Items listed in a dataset
----

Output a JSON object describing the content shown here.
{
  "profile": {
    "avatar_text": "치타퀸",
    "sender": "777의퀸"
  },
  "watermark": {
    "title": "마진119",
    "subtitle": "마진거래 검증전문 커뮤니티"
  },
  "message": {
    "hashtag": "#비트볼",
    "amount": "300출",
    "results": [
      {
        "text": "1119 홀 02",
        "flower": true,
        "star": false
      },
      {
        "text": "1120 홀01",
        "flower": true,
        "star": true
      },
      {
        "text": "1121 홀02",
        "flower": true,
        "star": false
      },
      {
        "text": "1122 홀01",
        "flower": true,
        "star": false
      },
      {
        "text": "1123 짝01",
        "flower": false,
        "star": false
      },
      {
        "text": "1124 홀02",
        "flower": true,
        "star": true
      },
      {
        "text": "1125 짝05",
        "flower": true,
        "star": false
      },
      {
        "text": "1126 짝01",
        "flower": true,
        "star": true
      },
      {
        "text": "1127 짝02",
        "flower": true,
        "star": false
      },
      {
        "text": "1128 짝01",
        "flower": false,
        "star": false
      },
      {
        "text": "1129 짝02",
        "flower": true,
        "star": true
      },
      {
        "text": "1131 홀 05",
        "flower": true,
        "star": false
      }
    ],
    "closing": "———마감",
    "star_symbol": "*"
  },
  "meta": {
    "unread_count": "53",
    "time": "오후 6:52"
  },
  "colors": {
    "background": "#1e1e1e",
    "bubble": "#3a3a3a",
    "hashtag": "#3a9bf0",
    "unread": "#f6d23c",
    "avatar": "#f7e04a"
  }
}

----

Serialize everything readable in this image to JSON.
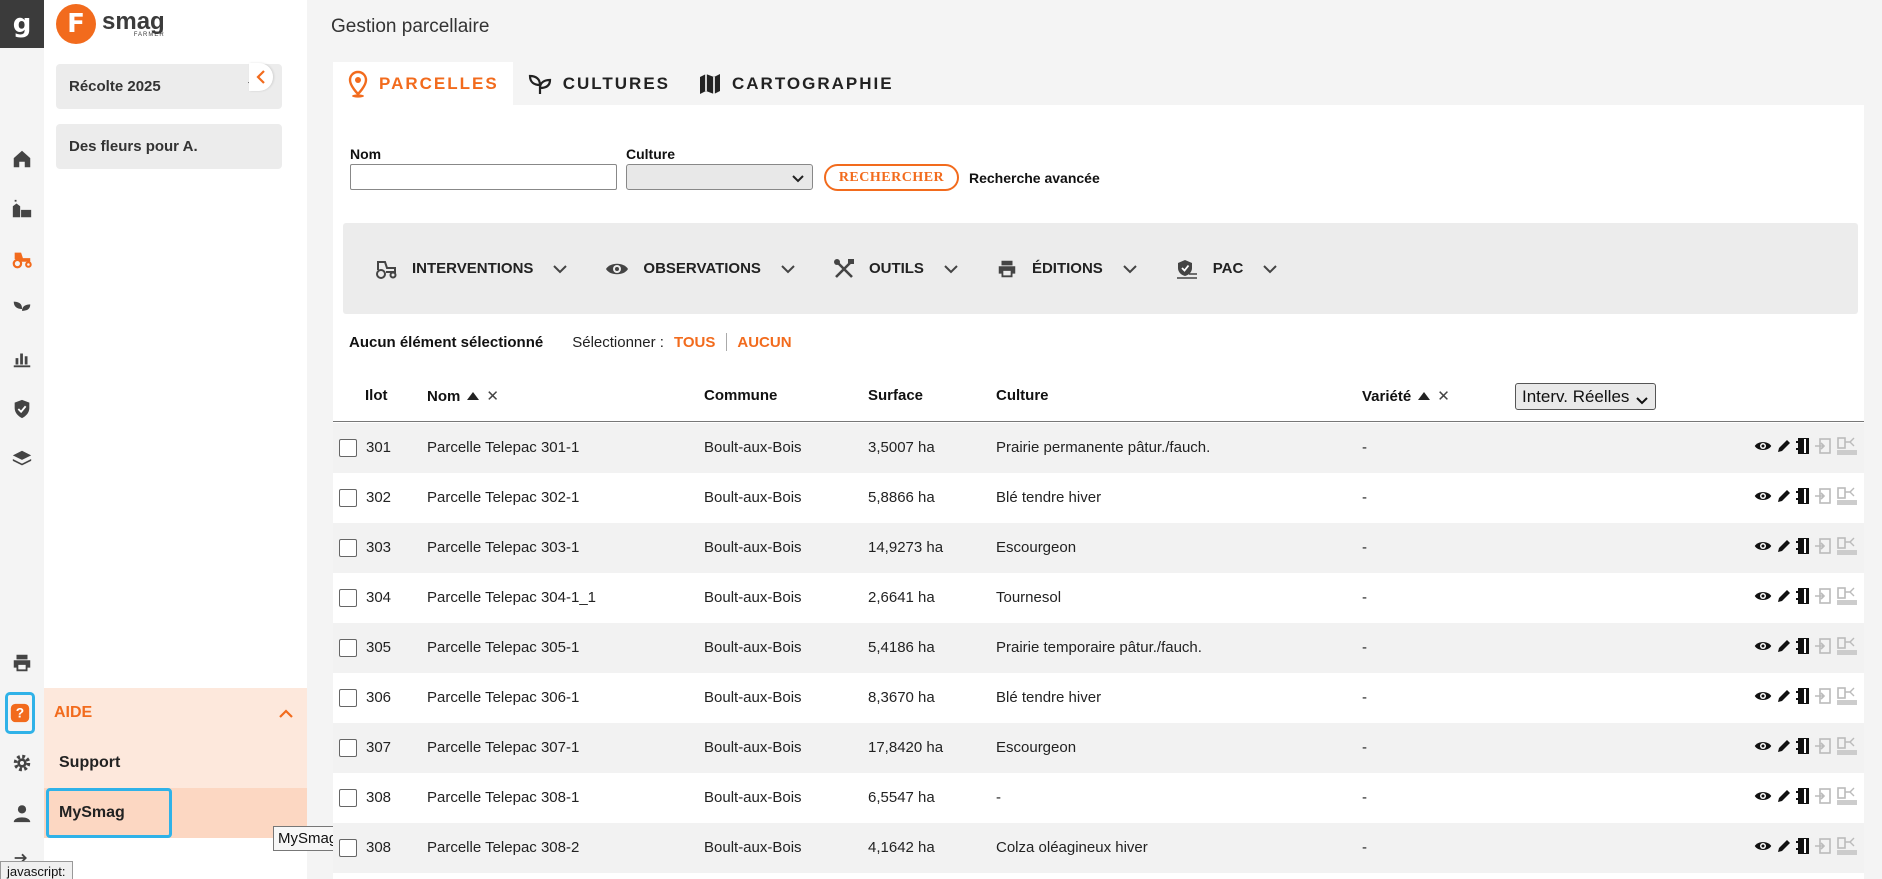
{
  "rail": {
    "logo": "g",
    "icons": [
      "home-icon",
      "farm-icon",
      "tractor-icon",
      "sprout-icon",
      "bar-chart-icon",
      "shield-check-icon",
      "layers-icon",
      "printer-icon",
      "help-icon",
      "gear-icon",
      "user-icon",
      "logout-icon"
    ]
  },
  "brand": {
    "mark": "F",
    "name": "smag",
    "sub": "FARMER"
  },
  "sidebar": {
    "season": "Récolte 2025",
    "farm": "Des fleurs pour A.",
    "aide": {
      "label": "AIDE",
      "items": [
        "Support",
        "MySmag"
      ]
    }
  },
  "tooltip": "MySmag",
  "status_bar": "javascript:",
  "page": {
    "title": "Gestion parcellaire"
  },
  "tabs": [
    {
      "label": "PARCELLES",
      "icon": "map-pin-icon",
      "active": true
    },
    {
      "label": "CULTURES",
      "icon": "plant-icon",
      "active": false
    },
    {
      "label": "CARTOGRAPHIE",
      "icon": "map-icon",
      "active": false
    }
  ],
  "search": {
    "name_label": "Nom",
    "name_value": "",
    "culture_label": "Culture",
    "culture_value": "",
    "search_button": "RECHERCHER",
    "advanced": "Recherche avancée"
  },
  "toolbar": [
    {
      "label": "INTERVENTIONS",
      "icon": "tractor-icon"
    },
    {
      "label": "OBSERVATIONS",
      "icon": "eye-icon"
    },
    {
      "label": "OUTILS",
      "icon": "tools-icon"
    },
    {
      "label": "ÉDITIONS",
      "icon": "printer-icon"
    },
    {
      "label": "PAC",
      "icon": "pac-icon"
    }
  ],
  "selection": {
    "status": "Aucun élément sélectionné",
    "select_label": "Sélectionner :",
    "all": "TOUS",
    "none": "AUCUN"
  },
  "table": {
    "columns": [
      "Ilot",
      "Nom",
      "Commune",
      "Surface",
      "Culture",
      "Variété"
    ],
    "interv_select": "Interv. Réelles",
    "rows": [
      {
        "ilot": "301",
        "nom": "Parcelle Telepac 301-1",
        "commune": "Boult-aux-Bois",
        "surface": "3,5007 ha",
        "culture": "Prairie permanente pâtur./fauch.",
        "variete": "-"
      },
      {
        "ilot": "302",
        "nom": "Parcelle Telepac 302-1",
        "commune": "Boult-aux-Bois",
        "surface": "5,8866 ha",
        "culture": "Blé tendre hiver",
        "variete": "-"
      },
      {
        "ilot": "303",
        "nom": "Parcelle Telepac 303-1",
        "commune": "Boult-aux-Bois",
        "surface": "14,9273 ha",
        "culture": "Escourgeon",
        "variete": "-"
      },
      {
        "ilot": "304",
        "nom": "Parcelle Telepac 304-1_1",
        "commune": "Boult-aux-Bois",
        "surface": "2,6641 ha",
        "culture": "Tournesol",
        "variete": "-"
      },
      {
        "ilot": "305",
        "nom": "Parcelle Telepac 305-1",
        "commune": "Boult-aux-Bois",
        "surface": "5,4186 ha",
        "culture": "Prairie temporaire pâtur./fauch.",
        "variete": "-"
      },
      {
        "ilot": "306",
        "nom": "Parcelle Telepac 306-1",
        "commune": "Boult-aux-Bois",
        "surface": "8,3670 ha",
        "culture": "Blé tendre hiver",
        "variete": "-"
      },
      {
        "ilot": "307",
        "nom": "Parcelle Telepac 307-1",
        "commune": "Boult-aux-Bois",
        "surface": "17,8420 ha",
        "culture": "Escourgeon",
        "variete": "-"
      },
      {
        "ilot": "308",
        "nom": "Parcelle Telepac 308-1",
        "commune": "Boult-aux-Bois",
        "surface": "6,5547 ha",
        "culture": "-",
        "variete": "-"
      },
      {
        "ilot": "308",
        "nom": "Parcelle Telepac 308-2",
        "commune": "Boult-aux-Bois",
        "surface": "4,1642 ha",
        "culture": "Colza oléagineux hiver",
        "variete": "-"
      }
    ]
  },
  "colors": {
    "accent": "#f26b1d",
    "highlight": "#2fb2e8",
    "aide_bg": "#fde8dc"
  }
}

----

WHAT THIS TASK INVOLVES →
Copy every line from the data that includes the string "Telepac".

RESULT FOR THIS TASK →
        "nom": "Parcelle Telepac 301-1",
        "nom": "Parcelle Telepac 302-1",
        "nom": "Parcelle Telepac 303-1",
        "nom": "Parcelle Telepac 304-1_1",
        "nom": "Parcelle Telepac 305-1",
        "nom": "Parcelle Telepac 306-1",
        "nom": "Parcelle Telepac 307-1",
        "nom": "Parcelle Telepac 308-1",
        "nom": "Parcelle Telepac 308-2",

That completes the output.